Who's the most disagreeable comic/promoter/agent you've come across in the business?
There's a few. Re promoters: one of the Big Boys scolded me in his office and took the piss out of my three-foot plait. But he was alright really (please hire me). And there's a comic who recently won a big award. I tentatively approached and they put their hand up in my face and said "Talking". Next time, I'll eat your fucking hand.
Is there one routine or gag you loved, that audiences inexplicably didn't?
I used to do a bit about weighing an old lady's poo at work and, during a disciplinary procedure, introducing an argument about Right of Possession Law to see if I could lay claim to ownership of her disembodied poo. Sometimes it went really well, but often there were audience members who were concerned I actually did this.
What's your best insider travel tip, for gigging comics?
Find a wealthy benefactor who will fund your travel. And tell them you're Romesh Ranganathan so it's a good investment.
The most memorable review, heckle or post-gig reaction?

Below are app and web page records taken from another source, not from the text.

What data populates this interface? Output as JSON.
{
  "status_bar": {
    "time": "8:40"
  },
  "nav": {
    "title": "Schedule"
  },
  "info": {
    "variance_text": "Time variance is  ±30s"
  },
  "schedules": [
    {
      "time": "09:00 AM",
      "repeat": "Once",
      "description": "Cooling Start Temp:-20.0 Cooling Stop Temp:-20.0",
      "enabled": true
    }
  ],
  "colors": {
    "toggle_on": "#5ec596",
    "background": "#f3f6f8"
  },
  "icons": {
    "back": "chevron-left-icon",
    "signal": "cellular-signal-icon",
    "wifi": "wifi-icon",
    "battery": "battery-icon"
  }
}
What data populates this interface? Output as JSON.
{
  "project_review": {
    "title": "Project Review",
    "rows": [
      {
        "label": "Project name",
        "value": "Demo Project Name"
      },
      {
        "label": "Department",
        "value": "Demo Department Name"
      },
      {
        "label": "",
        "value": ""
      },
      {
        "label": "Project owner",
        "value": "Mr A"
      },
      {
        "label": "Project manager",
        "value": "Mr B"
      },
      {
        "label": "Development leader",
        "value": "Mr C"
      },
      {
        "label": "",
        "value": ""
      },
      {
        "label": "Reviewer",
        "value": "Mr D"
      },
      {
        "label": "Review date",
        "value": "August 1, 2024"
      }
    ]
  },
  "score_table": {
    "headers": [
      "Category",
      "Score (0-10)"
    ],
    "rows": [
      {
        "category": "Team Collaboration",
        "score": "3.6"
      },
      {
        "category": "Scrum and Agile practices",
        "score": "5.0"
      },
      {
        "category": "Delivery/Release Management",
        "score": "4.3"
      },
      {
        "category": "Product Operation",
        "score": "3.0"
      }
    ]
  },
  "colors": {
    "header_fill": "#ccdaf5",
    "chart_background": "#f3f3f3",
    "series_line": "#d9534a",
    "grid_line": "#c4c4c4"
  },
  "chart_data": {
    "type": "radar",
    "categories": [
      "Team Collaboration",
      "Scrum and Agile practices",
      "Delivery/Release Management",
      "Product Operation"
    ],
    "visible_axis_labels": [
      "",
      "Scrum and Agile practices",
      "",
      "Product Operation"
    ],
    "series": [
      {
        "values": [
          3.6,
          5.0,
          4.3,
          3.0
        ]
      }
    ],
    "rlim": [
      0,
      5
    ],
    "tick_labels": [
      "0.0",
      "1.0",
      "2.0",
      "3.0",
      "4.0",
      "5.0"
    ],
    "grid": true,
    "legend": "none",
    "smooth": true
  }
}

I was berated by a judge who looked and sounded like Helen Mirren. She told me I was a terrible, immoral person. And, to be fair, it was some stellar constructive feedback. It changed the course of that bit of material and it was all the better for it. But, seriously, next time I'll eat your Helen Mirren hair.
How are you feeling about life, career and the world, going into 2018?
I've always worried about imminent annihilation - I used to get my Mum to pick me up from school because I was worried Saddam Hussein was going to drop a bomb in the sea and kill all the sea life - so, with the newly replenished brinkmanship between Donald Trump and Kim Jong Un, I'm glad I'll be given an opportunity to prove that I'm not mad and I was right all along.
Also, drugs: I've knocked them on the head so my bowels are splendid.